TASK PROMPT: What you should output is the data below, unchanged in every character.

[Stored items]
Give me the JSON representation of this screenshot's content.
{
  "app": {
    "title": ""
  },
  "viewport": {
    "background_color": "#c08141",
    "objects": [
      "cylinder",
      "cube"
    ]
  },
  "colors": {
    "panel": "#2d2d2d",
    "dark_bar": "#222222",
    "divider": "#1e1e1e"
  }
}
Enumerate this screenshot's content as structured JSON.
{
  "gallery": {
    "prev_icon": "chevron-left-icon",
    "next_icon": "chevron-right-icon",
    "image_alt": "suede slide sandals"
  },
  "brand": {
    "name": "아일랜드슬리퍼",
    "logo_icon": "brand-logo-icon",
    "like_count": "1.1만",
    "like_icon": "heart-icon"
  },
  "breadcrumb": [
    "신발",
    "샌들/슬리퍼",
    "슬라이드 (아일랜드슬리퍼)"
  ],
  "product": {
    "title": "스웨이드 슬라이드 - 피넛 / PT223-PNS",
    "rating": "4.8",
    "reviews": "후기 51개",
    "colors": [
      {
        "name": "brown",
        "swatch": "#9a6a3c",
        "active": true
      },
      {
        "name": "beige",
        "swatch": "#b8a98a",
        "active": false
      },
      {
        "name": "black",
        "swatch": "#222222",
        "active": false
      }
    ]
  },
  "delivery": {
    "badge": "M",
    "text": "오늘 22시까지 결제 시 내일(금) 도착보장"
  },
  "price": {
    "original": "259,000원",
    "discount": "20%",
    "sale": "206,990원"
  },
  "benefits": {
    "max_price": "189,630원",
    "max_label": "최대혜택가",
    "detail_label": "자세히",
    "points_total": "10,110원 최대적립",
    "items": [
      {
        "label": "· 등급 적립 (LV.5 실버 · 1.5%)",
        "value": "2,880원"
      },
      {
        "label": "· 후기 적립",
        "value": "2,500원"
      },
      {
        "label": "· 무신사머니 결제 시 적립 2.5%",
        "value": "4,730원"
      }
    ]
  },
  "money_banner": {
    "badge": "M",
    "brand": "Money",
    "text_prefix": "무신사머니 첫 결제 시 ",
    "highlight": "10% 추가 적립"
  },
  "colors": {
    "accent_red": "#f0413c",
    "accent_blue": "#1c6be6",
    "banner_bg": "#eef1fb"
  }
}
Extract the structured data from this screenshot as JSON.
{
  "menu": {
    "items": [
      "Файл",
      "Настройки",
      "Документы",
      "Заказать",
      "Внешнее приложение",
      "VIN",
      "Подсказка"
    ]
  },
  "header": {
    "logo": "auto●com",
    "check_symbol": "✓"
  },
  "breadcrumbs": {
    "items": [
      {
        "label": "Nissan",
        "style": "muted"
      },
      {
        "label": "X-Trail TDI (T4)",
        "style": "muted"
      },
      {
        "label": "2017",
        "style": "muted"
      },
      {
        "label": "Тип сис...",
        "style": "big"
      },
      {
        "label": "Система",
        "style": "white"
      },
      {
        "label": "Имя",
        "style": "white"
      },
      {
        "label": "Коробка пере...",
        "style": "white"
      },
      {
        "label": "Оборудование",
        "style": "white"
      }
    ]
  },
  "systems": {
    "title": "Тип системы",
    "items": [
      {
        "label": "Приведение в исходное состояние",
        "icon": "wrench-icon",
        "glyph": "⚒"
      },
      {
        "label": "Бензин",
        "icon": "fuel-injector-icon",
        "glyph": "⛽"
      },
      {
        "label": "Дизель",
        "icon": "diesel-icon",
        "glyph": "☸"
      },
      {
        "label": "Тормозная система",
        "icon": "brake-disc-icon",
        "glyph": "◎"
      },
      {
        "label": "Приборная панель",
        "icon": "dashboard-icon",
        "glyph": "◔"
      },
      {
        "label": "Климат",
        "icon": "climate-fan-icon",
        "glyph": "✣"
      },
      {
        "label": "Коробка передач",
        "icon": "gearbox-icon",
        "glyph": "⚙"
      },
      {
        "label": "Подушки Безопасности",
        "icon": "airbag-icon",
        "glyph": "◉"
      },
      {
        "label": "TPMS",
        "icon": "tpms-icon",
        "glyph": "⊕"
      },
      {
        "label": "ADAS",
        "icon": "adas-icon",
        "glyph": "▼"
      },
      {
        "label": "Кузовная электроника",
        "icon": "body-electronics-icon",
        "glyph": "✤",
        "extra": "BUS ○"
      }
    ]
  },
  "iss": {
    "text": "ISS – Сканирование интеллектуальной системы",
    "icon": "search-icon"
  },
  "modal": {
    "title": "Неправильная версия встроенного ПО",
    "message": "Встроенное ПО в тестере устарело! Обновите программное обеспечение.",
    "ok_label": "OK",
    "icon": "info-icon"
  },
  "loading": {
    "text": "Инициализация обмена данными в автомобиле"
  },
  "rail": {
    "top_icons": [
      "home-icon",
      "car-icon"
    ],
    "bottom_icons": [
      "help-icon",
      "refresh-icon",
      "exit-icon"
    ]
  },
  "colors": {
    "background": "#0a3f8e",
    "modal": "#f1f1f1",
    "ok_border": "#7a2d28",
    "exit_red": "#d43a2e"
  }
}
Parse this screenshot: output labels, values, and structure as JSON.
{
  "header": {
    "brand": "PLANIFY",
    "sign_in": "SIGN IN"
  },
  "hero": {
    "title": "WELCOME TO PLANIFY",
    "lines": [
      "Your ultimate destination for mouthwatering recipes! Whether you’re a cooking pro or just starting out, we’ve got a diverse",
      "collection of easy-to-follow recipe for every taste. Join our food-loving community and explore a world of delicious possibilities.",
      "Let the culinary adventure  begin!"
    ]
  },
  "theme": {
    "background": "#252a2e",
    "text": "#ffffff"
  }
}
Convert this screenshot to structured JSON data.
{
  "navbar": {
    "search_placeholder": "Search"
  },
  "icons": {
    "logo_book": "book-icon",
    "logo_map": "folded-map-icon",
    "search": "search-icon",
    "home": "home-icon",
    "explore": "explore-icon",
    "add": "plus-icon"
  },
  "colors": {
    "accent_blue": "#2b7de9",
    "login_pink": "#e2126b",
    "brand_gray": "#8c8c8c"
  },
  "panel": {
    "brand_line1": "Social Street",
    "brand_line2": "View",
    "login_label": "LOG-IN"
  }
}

RESPONSE TO THIS EXERCISE:
Give me the JSON representation of this screenshot's content.
{
  "app": {
    "title": ""
  },
  "viewport": {
    "background_color": "#c08141",
    "objects": [
      "cylinder",
      "cube"
    ]
  },
  "colors": {
    "panel": "#2d2d2d",
    "dark_bar": "#222222",
    "divider": "#1e1e1e"
  }
}
Enumerate this screenshot's content as structured JSON.
{
  "gallery": {
    "prev_icon": "chevron-left-icon",
    "next_icon": "chevron-right-icon",
    "image_alt": "suede slide sandals"
  },
  "brand": {
    "name": "아일랜드슬리퍼",
    "logo_icon": "brand-logo-icon",
    "like_count": "1.1만",
    "like_icon": "heart-icon"
  },
  "breadcrumb": [
    "신발",
    "샌들/슬리퍼",
    "슬라이드 (아일랜드슬리퍼)"
  ],
  "product": {
    "title": "스웨이드 슬라이드 - 피넛 / PT223-PNS",
    "rating": "4.8",
    "reviews": "후기 51개",
    "colors": [
      {
        "name": "brown",
        "swatch": "#9a6a3c",
        "active": true
      },
      {
        "name": "beige",
        "swatch": "#b8a98a",
        "active": false
      },
      {
        "name": "black",
        "swatch": "#222222",
        "active": false
      }
    ]
  },
  "delivery": {
    "badge": "M",
    "text": "오늘 22시까지 결제 시 내일(금) 도착보장"
  },
  "price": {
    "original": "259,000원",
    "discount": "20%",
    "sale": "206,990원"
  },
  "benefits": {
    "max_price": "189,630원",
    "max_label": "최대혜택가",
    "detail_label": "자세히",
    "points_total": "10,110원 최대적립",
    "items": [
      {
        "label": "· 등급 적립 (LV.5 실버 · 1.5%)",
        "value": "2,880원"
      },
      {
        "label": "· 후기 적립",
        "value": "2,500원"
      },
      {
        "label": "· 무신사머니 결제 시 적립 2.5%",
        "value": "4,730원"
      }
    ]
  },
  "money_banner": {
    "badge": "M",
    "brand": "Money",
    "text_prefix": "무신사머니 첫 결제 시 ",
    "highlight": "10% 추가 적립"
  },
  "colors": {
    "accent_red": "#f0413c",
    "accent_blue": "#1c6be6",
    "banner_bg": "#eef1fb"
  }
}
Extract the structured data from this screenshot as JSON.
{
  "menu": {
    "items": [
      "Файл",
      "Настройки",
      "Документы",
      "Заказать",
      "Внешнее приложение",
      "VIN",
      "Подсказка"
    ]
  },
  "header": {
    "logo": "auto●com",
    "check_symbol": "✓"
  },
  "breadcrumbs": {
    "items": [
      {
        "label": "Nissan",
        "style": "muted"
      },
      {
        "label": "X-Trail TDI (T4)",
        "style": "muted"
      },
      {
        "label": "2017",
        "style": "muted"
      },
      {
        "label": "Тип сис...",
        "style": "big"
      },
      {
        "label": "Система",
        "style": "white"
      },
      {
        "label": "Имя",
        "style": "white"
      },
      {
        "label": "Коробка пере...",
        "style": "white"
      },
      {
        "label": "Оборудование",
        "style": "white"
      }
    ]
  },
  "systems": {
    "title": "Тип системы",
    "items": [
      {
        "label": "Приведение в исходное состояние",
        "icon": "wrench-icon",
        "glyph": "⚒"
      },
      {
        "label": "Бензин",
        "icon": "fuel-injector-icon",
        "glyph": "⛽"
      },
      {
        "label": "Дизель",
        "icon": "diesel-icon",
        "glyph": "☸"
      },
      {
        "label": "Тормозная система",
        "icon": "brake-disc-icon",
        "glyph": "◎"
      },
      {
        "label": "Приборная панель",
        "icon": "dashboard-icon",
        "glyph": "◔"
      },
      {
        "label": "Климат",
        "icon": "climate-fan-icon",
        "glyph": "✣"
      },
      {
        "label": "Коробка передач",
        "icon": "gearbox-icon",
        "glyph": "⚙"
      },
      {
        "label": "Подушки Безопасности",
        "icon": "airbag-icon",
        "glyph": "◉"
      },
      {
        "label": "TPMS",
        "icon": "tpms-icon",
        "glyph": "⊕"
      },
      {
        "label": "ADAS",
        "icon": "adas-icon",
        "glyph": "▼"
      },
      {
        "label": "Кузовная электроника",
        "icon": "body-electronics-icon",
        "glyph": "✤",
        "extra": "BUS ○"
      }
    ]
  },
  "iss": {
    "text": "ISS – Сканирование интеллектуальной системы",
    "icon": "search-icon"
  },
  "modal": {
    "title": "Неправильная версия встроенного ПО",
    "message": "Встроенное ПО в тестере устарело! Обновите программное обеспечение.",
    "ok_label": "OK",
    "icon": "info-icon"
  },
  "loading": {
    "text": "Инициализация обмена данными в автомобиле"
  },
  "rail": {
    "top_icons": [
      "home-icon",
      "car-icon"
    ],
    "bottom_icons": [
      "help-icon",
      "refresh-icon",
      "exit-icon"
    ]
  },
  "colors": {
    "background": "#0a3f8e",
    "modal": "#f1f1f1",
    "ok_border": "#7a2d28",
    "exit_red": "#d43a2e"
  }
}
Parse this screenshot: output labels, values, and structure as JSON.
{
  "header": {
    "brand": "PLANIFY",
    "sign_in": "SIGN IN"
  },
  "hero": {
    "title": "WELCOME TO PLANIFY",
    "lines": [
      "Your ultimate destination for mouthwatering recipes! Whether you’re a cooking pro or just starting out, we’ve got a diverse",
      "collection of easy-to-follow recipe for every taste. Join our food-loving community and explore a world of delicious possibilities.",
      "Let the culinary adventure  begin!"
    ]
  },
  "theme": {
    "background": "#252a2e",
    "text": "#ffffff"
  }
}
Convert this screenshot to structured JSON data.
{
  "navbar": {
    "search_placeholder": "Search"
  },
  "icons": {
    "logo_book": "book-icon",
    "logo_map": "folded-map-icon",
    "search": "search-icon",
    "home": "home-icon",
    "explore": "explore-icon",
    "add": "plus-icon"
  },
  "colors": {
    "accent_blue": "#2b7de9",
    "login_pink": "#e2126b",
    "brand_gray": "#8c8c8c"
  },
  "panel": {
    "brand_line1": "Social Street",
    "brand_line2": "View",
    "login_label": "LOG-IN"
  }
}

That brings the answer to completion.